On this daf, we find a question about selling one’s inheritance.
There was a man who lost his horse. He hoped that it would return, but after eight days, he was reasonably sure that it was lost forever. When a friend asked him to sell the rights to the lost horse to him, he was surprised. “It may never come home and you want to pay money for it?”
The man quickly explained himself. “Well, it was an exceptional horse and it may come home. And I would not pay much for the rights to it on the off-chance it comes back…”
The merchant decided to take the money and forgot about the entire matter.
To his surprise, his horse returned about a week later. When the buyer came to take the animal, the seller refused to give it to him. “You can take the money back, but not the horse. I only sold it to you because I didn’t believe it would return. Now that it is here, I cannot part with it, so I changed my mind.”
The buyer claimed that he could not go back on the sale, however. “A deal is a deal, no matter what, as I am sure you will find out when we speak to a rov.”
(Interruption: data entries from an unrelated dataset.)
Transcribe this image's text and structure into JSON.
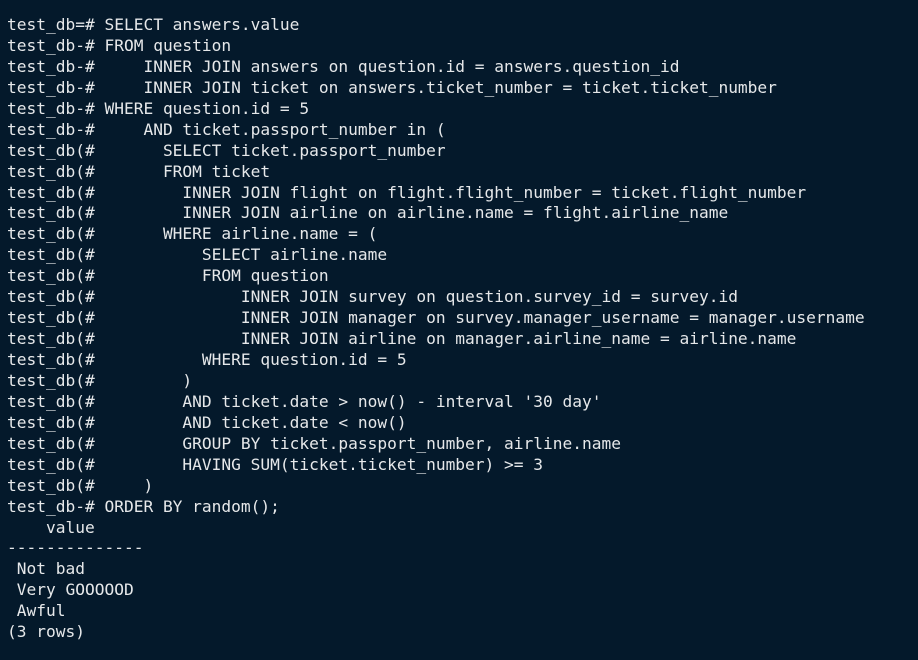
{
  "terminal": {
    "lines": [
      {
        "prompt": "test_db=#",
        "text": " SELECT answers.value"
      },
      {
        "prompt": "test_db-#",
        "text": " FROM question"
      },
      {
        "prompt": "test_db-#",
        "text": "     INNER JOIN answers on question.id = answers.question_id"
      },
      {
        "prompt": "test_db-#",
        "text": "     INNER JOIN ticket on answers.ticket_number = ticket.ticket_number"
      },
      {
        "prompt": "test_db-#",
        "text": " WHERE question.id = 5"
      },
      {
        "prompt": "test_db-#",
        "text": "     AND ticket.passport_number in ("
      },
      {
        "prompt": "test_db(#",
        "text": "       SELECT ticket.passport_number"
      },
      {
        "prompt": "test_db(#",
        "text": "       FROM ticket"
      },
      {
        "prompt": "test_db(#",
        "text": "         INNER JOIN flight on flight.flight_number = ticket.flight_number"
      },
      {
        "prompt": "test_db(#",
        "text": "         INNER JOIN airline on airline.name = flight.airline_name"
      },
      {
        "prompt": "test_db(#",
        "text": "       WHERE airline.name = ("
      },
      {
        "prompt": "test_db(#",
        "text": "           SELECT airline.name"
      },
      {
        "prompt": "test_db(#",
        "text": "           FROM question"
      },
      {
        "prompt": "test_db(#",
        "text": "               INNER JOIN survey on question.survey_id = survey.id"
      },
      {
        "prompt": "test_db(#",
        "text": "               INNER JOIN manager on survey.manager_username = manager.username"
      },
      {
        "prompt": "test_db(#",
        "text": "               INNER JOIN airline on manager.airline_name = airline.name"
      },
      {
        "prompt": "test_db(#",
        "text": "           WHERE question.id = 5"
      },
      {
        "prompt": "test_db(#",
        "text": "         )"
      },
      {
        "prompt": "test_db(#",
        "text": "         AND ticket.date > now() - interval '30 day'"
      },
      {
        "prompt": "test_db(#",
        "text": "         AND ticket.date < now()"
      },
      {
        "prompt": "test_db(#",
        "text": "         GROUP BY ticket.passport_number, airline.name"
      },
      {
        "prompt": "test_db(#",
        "text": "         HAVING SUM(ticket.ticket_number) >= 3"
      },
      {
        "prompt": "test_db(#",
        "text": "     )"
      },
      {
        "prompt": "test_db-#",
        "text": " ORDER BY random();"
      }
    ],
    "result": {
      "header": "    value",
      "separator": "--------------",
      "rows": [
        " Not bad",
        " Very GOOOOOD",
        " Awful"
      ],
      "footer": "(3 rows)"
    }
  }
}
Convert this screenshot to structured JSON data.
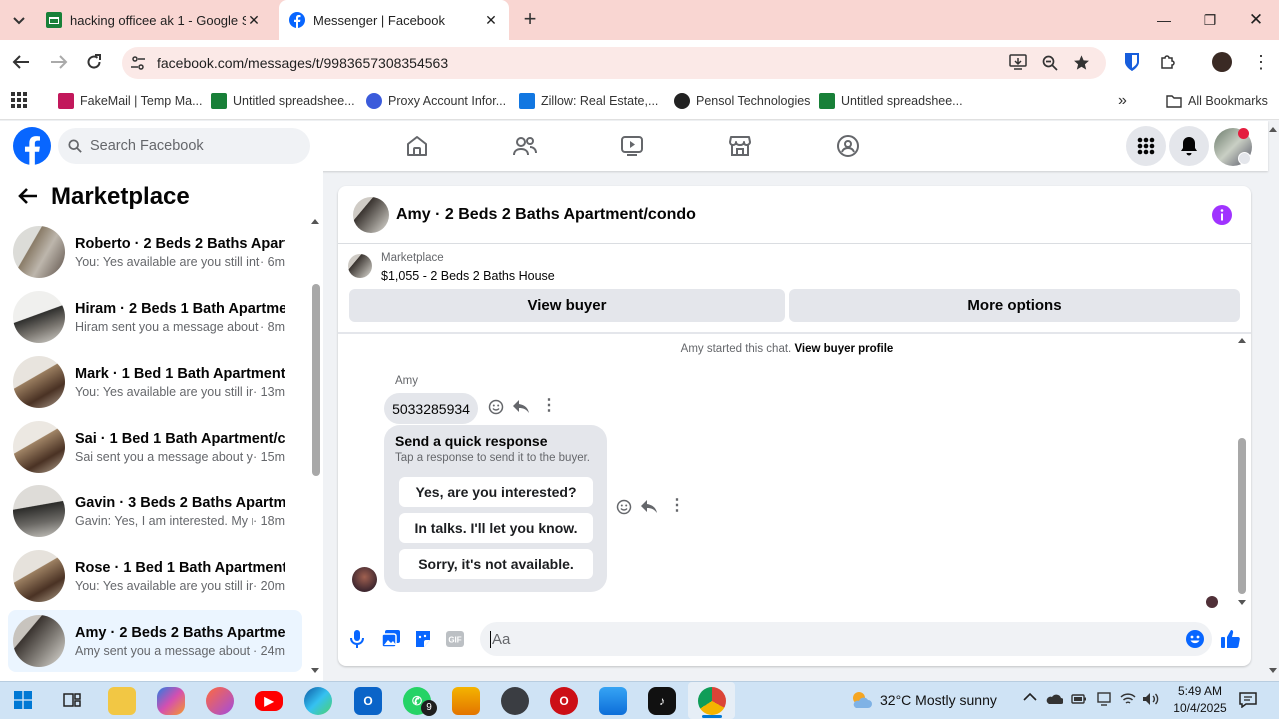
{
  "browser": {
    "tabs": [
      {
        "title": "hacking officee ak 1 - Google Sl"
      },
      {
        "title": "Messenger | Facebook"
      }
    ],
    "url": "facebook.com/messages/t/9983657308354563",
    "bookmarks": [
      {
        "label": "FakeMail | Temp Ma...",
        "color": "#c2185b"
      },
      {
        "label": "Untitled spreadshee...",
        "color": "#188038"
      },
      {
        "label": "Proxy Account Infor...",
        "color": "#3b5bdb"
      },
      {
        "label": "Zillow: Real Estate,...",
        "color": "#1277e1"
      },
      {
        "label": "Pensol Technologies",
        "color": "#222222"
      },
      {
        "label": "Untitled spreadshee...",
        "color": "#188038"
      }
    ],
    "all_bookmarks": "All Bookmarks"
  },
  "fb": {
    "search_placeholder": "Search Facebook",
    "brand_color": "#0866ff"
  },
  "sidebar": {
    "title": "Marketplace",
    "conversations": [
      {
        "name": "Roberto · 2 Beds 2 Baths Apart...",
        "preview": "You: Yes available are you still inter...",
        "time": "· 6m"
      },
      {
        "name": "Hiram · 2 Beds 1 Bath Apartmen...",
        "preview": "Hiram sent you a message about y...",
        "time": "· 8m"
      },
      {
        "name": "Mark · 1 Bed 1 Bath Apartment/...",
        "preview": "You: Yes available are you still int...",
        "time": "· 13m"
      },
      {
        "name": "Sai · 1 Bed 1 Bath Apartment/co...",
        "preview": "Sai sent you a message about yo...",
        "time": "· 15m"
      },
      {
        "name": "Gavin · 3 Beds 2 Baths Apartme...",
        "preview": "Gavin: Yes, I am interested. My n...",
        "time": "· 18m"
      },
      {
        "name": "Rose · 1 Bed 1 Bath Apartment/c...",
        "preview": "You: Yes available are you still int...",
        "time": "· 20m"
      },
      {
        "name": "Amy · 2 Beds 2 Baths Apartmen...",
        "preview": "Amy sent you a message about y...",
        "time": "· 24m"
      }
    ]
  },
  "chat": {
    "title": "Amy · 2 Beds 2 Baths Apartment/condo",
    "listing_label": "Marketplace",
    "listing_title": "$1,055 - 2 Beds 2 Baths House",
    "view_buyer": "View buyer",
    "more_options": "More options",
    "started_text": "Amy started this chat.",
    "view_profile": "View buyer profile",
    "sender": "Amy",
    "message": "5033285934",
    "quick_title": "Send a quick response",
    "quick_sub": "Tap a response to send it to the buyer.",
    "quick_responses": [
      "Yes, are you interested?",
      "In talks. I'll let you know.",
      "Sorry, it's not available."
    ],
    "compose_placeholder": "Aa"
  },
  "taskbar": {
    "weather": "32°C  Mostly sunny",
    "time": "5:49 AM",
    "date": "10/4/2025",
    "whatsapp_badge": "9"
  }
}
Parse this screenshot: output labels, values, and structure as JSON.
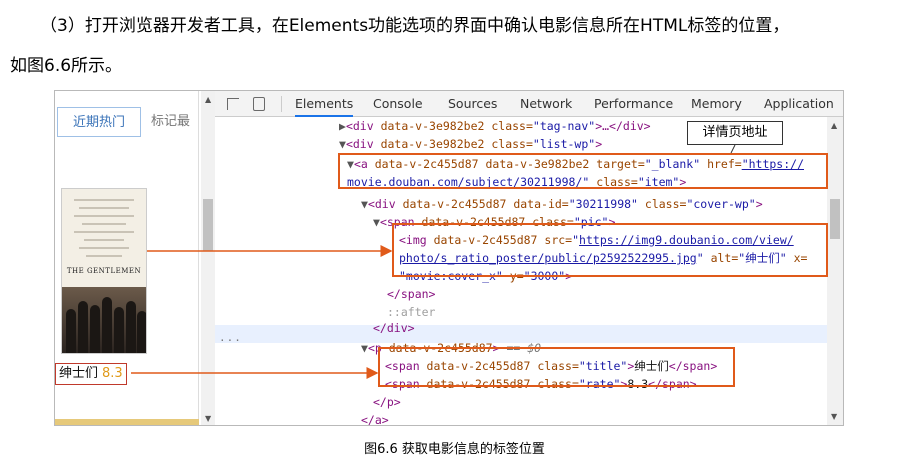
{
  "text": {
    "para1": "（3）打开浏览器开发者工具，在Elements功能选项的界面中确认电影信息所在HTML标签的位置，",
    "para2": "如图6.6所示。",
    "caption": "图6.6 获取电影信息的标签位置"
  },
  "page_panel": {
    "tab_active": "近期热门",
    "tab_other": "标记最",
    "poster_title": "THE GENTLEMEN",
    "movie_name": "绅士们",
    "movie_rate": "8.3"
  },
  "devtools": {
    "tabs": [
      "Elements",
      "Console",
      "Sources",
      "Network",
      "Performance",
      "Memory",
      "Application"
    ],
    "active_tab": "Elements",
    "gutter_dots": "...",
    "lines": [
      {
        "tri": "▶",
        "open": "<div ",
        "a1n": "data-v-3e982be2",
        "a1v": "",
        "a2n": " class=",
        "a2v": "\"tag-nav\"",
        "close": ">…</div>"
      },
      {
        "tri": "▼",
        "open": "<div ",
        "a1n": "data-v-3e982be2",
        "a2n": " class=",
        "a2v": "\"list-wp\"",
        "close": ">"
      },
      {
        "tri": "▼",
        "open": "<a ",
        "a1n": "data-v-2c455d87 data-v-3e982be2 target=",
        "a2v": "\"_blank\"",
        "a3n": " href=",
        "a3v": "\"https://"
      },
      {
        "url": "movie.douban.com/subject/30211998/",
        "rest_v": "\"",
        "a4n": " class=",
        "a4v": "\"item\"",
        "close": ">"
      },
      {
        "tri": "▼",
        "open": "<div ",
        "a1n": "data-v-2c455d87 data-id=",
        "a2v": "\"30211998\"",
        "a3n": " class=",
        "a3v": "\"cover-wp\"",
        "close": ">"
      },
      {
        "tri": "▼",
        "open": "<span ",
        "a1n": "data-v-2c455d87 class=",
        "a2v": "\"pic\"",
        "close": ">"
      },
      {
        "open": "<img ",
        "a1n": "data-v-2c455d87 src=",
        "a2v": "\"",
        "url": "https://img9.doubanio.com/view/"
      },
      {
        "url": "photo/s_ratio_poster/public/p2592522995.jpg",
        "rest_v": "\"",
        "a3n": " alt=",
        "a3v": "\"绅士们\"",
        "a4n": " x="
      },
      {
        "a4v": "\"movie:cover_x\"",
        "a5n": " y=",
        "a5v": "\"3000\"",
        "close": ">"
      },
      {
        "close": "</span>"
      },
      {
        "pseudo": "::after"
      },
      {
        "close": "</div>"
      },
      {
        "tri": "▼",
        "open": "<p ",
        "a1n": "data-v-2c455d87",
        "close": ">",
        "eq": " == $0"
      },
      {
        "open": "<span ",
        "a1n": "data-v-2c455d87 class=",
        "a2v": "\"title\"",
        "close": ">",
        "text": "绅士们",
        "end": "</span>"
      },
      {
        "open": "<span ",
        "a1n": "data-v-2c455d87 class=",
        "a2v": "\"rate\"",
        "close": ">",
        "text": "8.3",
        "end": "</span>"
      },
      {
        "close": "</p>"
      },
      {
        "close": "</a>"
      }
    ]
  },
  "callout": "详情页地址",
  "colors": {
    "annotation": "#e05a1a",
    "tag": "#881280",
    "attr_name": "#994500",
    "attr_value": "#1a1aa6"
  }
}
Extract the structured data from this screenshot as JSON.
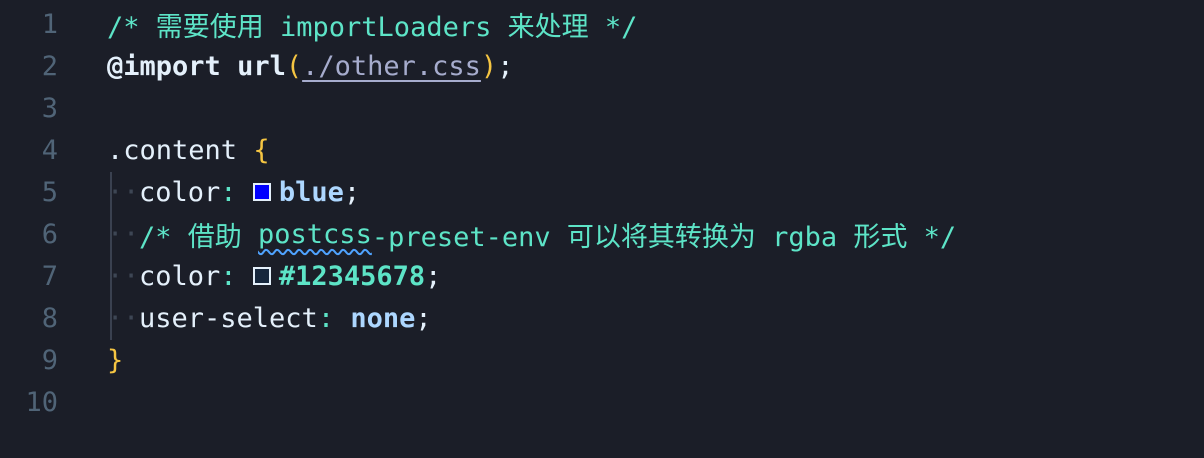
{
  "editor": {
    "line_numbers": [
      "1",
      "2",
      "3",
      "4",
      "5",
      "6",
      "7",
      "8",
      "9",
      "10"
    ],
    "line1": {
      "comment": "/* 需要使用 importLoaders 来处理 */"
    },
    "line2": {
      "at_rule": "@import",
      "fn": "url",
      "open_paren": "(",
      "url": "./other.css",
      "close_paren": ")",
      "semicolon": ";"
    },
    "line4": {
      "selector": ".content",
      "brace_open": "{"
    },
    "line5": {
      "property": "color",
      "colon": ":",
      "swatch_color": "#0000ff",
      "value": "blue",
      "semicolon": ";"
    },
    "line6": {
      "comment_start": "/* 借助 ",
      "comment_squiggle": "postcss",
      "comment_end": "-preset-env 可以将其转换为 rgba 形式 */"
    },
    "line7": {
      "property": "color",
      "colon": ":",
      "swatch_color": "#12345678",
      "value": "#12345678",
      "semicolon": ";"
    },
    "line8": {
      "property": "user-select",
      "colon": ":",
      "value": "none",
      "semicolon": ";"
    },
    "line9": {
      "brace_close": "}"
    }
  },
  "colors": {
    "background": "#1b1e28",
    "line_number": "#506477",
    "comment": "#5de4c7",
    "brace": "#f5c542"
  }
}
When this case was presented to Rav Menachem Mendel, the av beis din of Sighet, he ruled: “The seller is correct that he can change his mind. What kind of kinyan can be made on something that was lost to everyone, possibly forever? It is not binding on the seller” (Divrei Hageonim).